Check each line below for the word "icon", and copy those that have it.

--

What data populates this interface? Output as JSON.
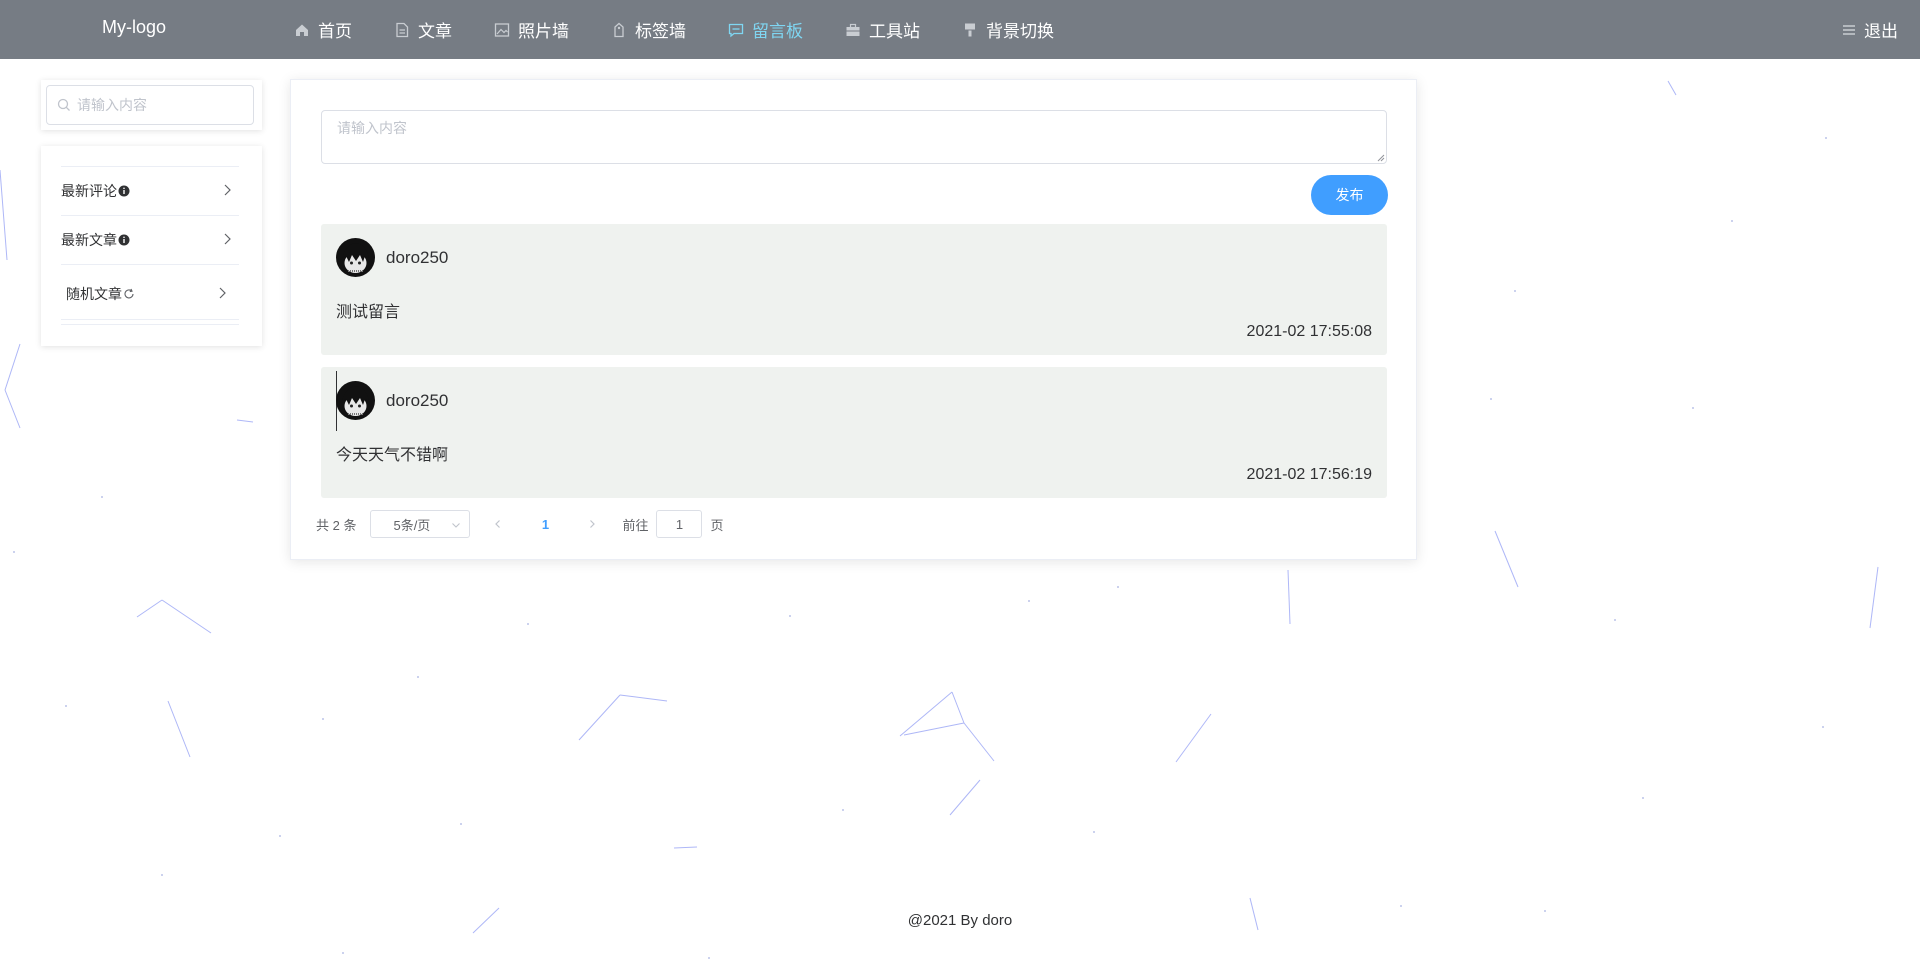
{
  "colors": {
    "topbar": "#767c84",
    "accent": "#409eff",
    "active_nav": "#7fd6f2",
    "comment_bg": "#eff2ef"
  },
  "header": {
    "logo": "My-logo",
    "nav": [
      {
        "label": "首页",
        "icon": "home-icon"
      },
      {
        "label": "文章",
        "icon": "document-icon"
      },
      {
        "label": "照片墙",
        "icon": "picture-icon"
      },
      {
        "label": "标签墙",
        "icon": "tag-icon"
      },
      {
        "label": "留言板",
        "icon": "chat-icon",
        "active": true
      },
      {
        "label": "工具站",
        "icon": "briefcase-icon"
      },
      {
        "label": "背景切换",
        "icon": "brush-icon"
      }
    ],
    "logout": {
      "label": "退出",
      "icon": "menu-lines-icon"
    }
  },
  "sidebar": {
    "search": {
      "placeholder": "请输入内容",
      "icon": "search-icon"
    },
    "items": [
      {
        "label": "最新评论",
        "icon": "info-icon"
      },
      {
        "label": "最新文章",
        "icon": "info-icon"
      },
      {
        "label": "随机文章",
        "icon": "refresh-icon"
      }
    ]
  },
  "board": {
    "input_placeholder": "请输入内容",
    "publish_label": "发布",
    "comments": [
      {
        "user": "doro250",
        "content": "测试留言",
        "time": "2021-02 17:55:08"
      },
      {
        "user": "doro250",
        "content": "今天天气不错啊",
        "time": "2021-02 17:56:19"
      }
    ],
    "pagination": {
      "total": "共 2 条",
      "page_size": "5条/页",
      "current_page": "1",
      "goto_label": "前往",
      "goto_value": "1",
      "page_suffix": "页"
    }
  },
  "footer": "@2021 By doro"
}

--

> FINAL ANSWER
        "icon": "home-icon"
        "icon": "document-icon"
        "icon": "picture-icon"
        "icon": "tag-icon"
        "icon": "chat-icon",
        "icon": "briefcase-icon"
        "icon": "brush-icon"
      "icon": "menu-lines-icon"
      "icon": "search-icon"
        "icon": "info-icon"
        "icon": "info-icon"
        "icon": "refresh-icon"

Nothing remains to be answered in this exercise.